  48. El Pa­ran
  49. Eltham
  50. Ernan
  51. Evan
  52. Farnham
  53. Ford
  54. Frenor
  55. Gadara
  56. Gerar
  57. Gregorian
  58. Haddam
  59. Hamburg
  60. Hamul
  61. Hanwell
  62. Hartel (similar to Mer­i­bah)
  63. Harwell
  64. Harwich
  65. Hebron
  66. Hendon
  67. Henley
  68. Hermon
  69. Highton
  70. Hilkiah
  71. Hirah
  72. Illa
  73. Ingham
  74. Iscah
  75. Israel
  76. Inverness
  77. Kane
  78. Kimball
  79. Laban
  80. Langdon
  81. Leni
  82. Litchfield
  83. Lowell
  84. Little Pilgrim, The
  85. Luz
  86. Malvern
  87. Mendebras
  88. Merdin
  89. Meribah
  90. Migdol
  91. Missionary Hymn
  92. Mond
  93. Moriah
  94. Mount Ver­non
  95. Mount Zi­on
  96. Murphy
  97. Murray
  98. Nain
  99. Naomi
  100. Nashville
  101. Nayton
  102. Norwich
  103. Oak
  104. Oliphant
  105. Olivet
  106. Olmutz
  107. Olney
  108. Orrington
  109. Orwell
  110. Ostend
  111. Ottawa
  112. Ovio
  113. Parbar
  114. Peal
  115. Penfield
  116. Punon
  117. Putney
  118. Reo
  119. Ripley
  120. Rockingham
  121. Rodman
  122. Rowley
  123. Sabbath
  124. Sale
  125. Selvin
  126. Serug
  127. Shalem
  128. Shawmut
  129. Shinar
  130. Snowfield
  131. Star of Peace
  132. Timna
  133. Trell
  134. Upton
  135. Ur
  136. Uxbridge
  137. Ward
  138. Watchman
  139. Wesley

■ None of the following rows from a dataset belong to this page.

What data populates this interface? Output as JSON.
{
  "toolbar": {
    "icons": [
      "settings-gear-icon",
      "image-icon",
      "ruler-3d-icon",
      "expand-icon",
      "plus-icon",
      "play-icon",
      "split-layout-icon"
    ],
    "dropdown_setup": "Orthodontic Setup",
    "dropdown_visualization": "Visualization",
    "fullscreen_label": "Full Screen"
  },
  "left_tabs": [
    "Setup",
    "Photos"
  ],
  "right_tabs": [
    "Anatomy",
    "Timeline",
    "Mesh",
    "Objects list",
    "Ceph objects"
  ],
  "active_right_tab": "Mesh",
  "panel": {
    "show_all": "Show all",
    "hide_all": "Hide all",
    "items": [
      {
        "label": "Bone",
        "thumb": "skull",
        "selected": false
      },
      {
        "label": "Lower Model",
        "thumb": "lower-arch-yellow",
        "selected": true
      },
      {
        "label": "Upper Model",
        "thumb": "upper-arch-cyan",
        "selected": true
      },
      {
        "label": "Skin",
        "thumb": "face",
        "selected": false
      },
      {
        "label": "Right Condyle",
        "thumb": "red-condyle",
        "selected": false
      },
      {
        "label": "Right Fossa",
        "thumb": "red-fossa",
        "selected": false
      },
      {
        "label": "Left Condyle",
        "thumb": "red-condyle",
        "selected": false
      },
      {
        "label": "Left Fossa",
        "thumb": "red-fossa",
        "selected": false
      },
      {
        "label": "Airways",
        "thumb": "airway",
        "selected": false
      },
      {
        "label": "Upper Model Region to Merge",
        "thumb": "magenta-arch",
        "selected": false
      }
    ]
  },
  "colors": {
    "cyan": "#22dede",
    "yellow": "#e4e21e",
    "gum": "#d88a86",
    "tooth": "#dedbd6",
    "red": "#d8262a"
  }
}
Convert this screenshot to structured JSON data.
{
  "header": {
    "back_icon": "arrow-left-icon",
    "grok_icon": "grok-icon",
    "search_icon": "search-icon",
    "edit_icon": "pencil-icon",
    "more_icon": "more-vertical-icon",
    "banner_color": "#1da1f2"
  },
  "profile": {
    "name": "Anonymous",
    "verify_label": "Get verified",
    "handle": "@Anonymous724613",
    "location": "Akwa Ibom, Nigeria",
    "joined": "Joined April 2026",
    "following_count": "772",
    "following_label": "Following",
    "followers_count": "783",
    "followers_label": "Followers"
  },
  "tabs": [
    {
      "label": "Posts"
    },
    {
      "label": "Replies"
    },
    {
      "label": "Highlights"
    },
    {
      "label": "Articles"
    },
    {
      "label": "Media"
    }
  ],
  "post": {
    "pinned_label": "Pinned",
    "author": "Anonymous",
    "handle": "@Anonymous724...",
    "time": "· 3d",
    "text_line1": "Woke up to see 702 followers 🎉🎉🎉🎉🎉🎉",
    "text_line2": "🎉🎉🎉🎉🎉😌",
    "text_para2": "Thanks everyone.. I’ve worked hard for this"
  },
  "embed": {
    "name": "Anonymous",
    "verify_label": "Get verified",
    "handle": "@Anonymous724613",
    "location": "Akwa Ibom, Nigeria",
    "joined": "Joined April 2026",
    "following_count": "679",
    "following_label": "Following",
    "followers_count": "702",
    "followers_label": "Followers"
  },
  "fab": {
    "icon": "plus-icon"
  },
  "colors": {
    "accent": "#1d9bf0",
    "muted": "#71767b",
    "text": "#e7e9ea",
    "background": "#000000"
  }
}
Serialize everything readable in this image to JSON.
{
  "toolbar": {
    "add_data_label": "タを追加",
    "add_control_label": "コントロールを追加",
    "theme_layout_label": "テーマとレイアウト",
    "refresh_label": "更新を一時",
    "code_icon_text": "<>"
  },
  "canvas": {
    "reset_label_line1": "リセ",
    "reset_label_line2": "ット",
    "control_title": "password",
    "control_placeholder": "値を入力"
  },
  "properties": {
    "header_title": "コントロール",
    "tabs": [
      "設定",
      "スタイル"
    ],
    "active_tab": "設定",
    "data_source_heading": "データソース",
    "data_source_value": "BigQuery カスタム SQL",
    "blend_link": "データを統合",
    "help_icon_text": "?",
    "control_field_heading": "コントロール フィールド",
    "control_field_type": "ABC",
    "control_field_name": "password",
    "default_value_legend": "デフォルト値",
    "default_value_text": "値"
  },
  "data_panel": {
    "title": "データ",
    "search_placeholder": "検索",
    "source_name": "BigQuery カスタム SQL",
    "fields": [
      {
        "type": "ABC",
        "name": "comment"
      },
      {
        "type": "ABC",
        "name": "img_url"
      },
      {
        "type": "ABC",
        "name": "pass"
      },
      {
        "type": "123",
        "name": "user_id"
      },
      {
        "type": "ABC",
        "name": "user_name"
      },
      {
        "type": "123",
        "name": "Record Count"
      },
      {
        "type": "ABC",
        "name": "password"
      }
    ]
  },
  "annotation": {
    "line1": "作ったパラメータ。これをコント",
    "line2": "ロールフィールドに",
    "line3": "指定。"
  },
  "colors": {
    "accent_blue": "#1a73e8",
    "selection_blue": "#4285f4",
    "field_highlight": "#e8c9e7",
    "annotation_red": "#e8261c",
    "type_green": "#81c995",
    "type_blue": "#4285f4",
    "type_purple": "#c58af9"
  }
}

  140. Whiteland
  141. Wilbraham
  142. Wilmot
  143. Work Song
  144. Wye
  145. Zebulon
  146. Zerah